--- The problem ---
Each record should be copied exactly, and none of them omitted.

= = = =

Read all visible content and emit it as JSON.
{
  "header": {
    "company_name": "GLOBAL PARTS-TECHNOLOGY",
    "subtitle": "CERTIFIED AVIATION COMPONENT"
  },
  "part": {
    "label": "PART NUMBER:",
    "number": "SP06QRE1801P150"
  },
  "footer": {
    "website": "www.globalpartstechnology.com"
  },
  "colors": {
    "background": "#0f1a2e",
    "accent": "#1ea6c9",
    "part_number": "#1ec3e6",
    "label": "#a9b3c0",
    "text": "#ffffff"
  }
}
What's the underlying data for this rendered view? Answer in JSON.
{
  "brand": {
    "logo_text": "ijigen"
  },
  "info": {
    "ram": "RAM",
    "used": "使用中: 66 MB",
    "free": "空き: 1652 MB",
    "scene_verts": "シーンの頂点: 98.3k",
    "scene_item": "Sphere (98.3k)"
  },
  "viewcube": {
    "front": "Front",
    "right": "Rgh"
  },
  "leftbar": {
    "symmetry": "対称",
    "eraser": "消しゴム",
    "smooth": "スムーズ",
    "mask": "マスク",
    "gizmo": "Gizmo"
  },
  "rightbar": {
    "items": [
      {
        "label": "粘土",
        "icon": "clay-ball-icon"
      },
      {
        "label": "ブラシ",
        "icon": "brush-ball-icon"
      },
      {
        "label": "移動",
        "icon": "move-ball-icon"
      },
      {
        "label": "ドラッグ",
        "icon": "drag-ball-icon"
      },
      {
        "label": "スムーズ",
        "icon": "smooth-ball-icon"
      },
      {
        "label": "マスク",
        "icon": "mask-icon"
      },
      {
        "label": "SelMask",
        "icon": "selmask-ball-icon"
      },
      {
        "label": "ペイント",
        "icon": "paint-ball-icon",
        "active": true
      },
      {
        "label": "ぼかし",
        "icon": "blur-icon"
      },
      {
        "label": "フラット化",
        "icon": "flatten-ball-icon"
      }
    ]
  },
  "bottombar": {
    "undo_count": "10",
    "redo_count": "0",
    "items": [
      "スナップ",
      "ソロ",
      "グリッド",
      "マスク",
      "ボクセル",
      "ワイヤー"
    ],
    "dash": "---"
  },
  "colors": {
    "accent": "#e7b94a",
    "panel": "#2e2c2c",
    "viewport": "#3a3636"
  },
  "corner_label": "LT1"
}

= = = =

--- Solution ---
Read all visible content and emit it as JSON.
{
  "header": {
    "company_name": "GLOBAL PARTS-TECHNOLOGY",
    "subtitle": "CERTIFIED AVIATION COMPONENT"
  },
  "part": {
    "label": "PART NUMBER:",
    "number": "SP06QRE1801P150"
  },
  "footer": {
    "website": "www.globalpartstechnology.com"
  },
  "colors": {
    "background": "#0f1a2e",
    "accent": "#1ea6c9",
    "part_number": "#1ec3e6",
    "label": "#a9b3c0",
    "text": "#ffffff"
  }
}
What's the underlying data for this rendered view? Answer in JSON.
{
  "brand": {
    "logo_text": "ijigen"
  },
  "info": {
    "ram": "RAM",
    "used": "使用中: 66 MB",
    "free": "空き: 1652 MB",
    "scene_verts": "シーンの頂点: 98.3k",
    "scene_item": "Sphere (98.3k)"
  },
  "viewcube": {
    "front": "Front",
    "right": "Rgh"
  },
  "leftbar": {
    "symmetry": "対称",
    "eraser": "消しゴム",
    "smooth": "スムーズ",
    "mask": "マスク",
    "gizmo": "Gizmo"
  },
  "rightbar": {
    "items": [
      {
        "label": "粘土",
        "icon": "clay-ball-icon"
      },
      {
        "label": "ブラシ",
        "icon": "brush-ball-icon"
      },
      {
        "label": "移動",
        "icon": "move-ball-icon"
      },
      {
        "label": "ドラッグ",
        "icon": "drag-ball-icon"
      },
      {
        "label": "スムーズ",
        "icon": "smooth-ball-icon"
      },
      {
        "label": "マスク",
        "icon": "mask-icon"
      },
      {
        "label": "SelMask",
        "icon": "selmask-ball-icon"
      },
      {
        "label": "ペイント",
        "icon": "paint-ball-icon",
        "active": true
      },
      {
        "label": "ぼかし",
        "icon": "blur-icon"
      },
      {
        "label": "フラット化",
        "icon": "flatten-ball-icon"
      }
    ]
  },
  "bottombar": {
    "undo_count": "10",
    "redo_count": "0",
    "items": [
      "スナップ",
      "ソロ",
      "グリッド",
      "マスク",
      "ボクセル",
      "ワイヤー"
    ],
    "dash": "---"
  },
  "colors": {
    "accent": "#e7b94a",
    "panel": "#2e2c2c",
    "viewport": "#3a3636"
  },
  "corner_label": "LT1"
}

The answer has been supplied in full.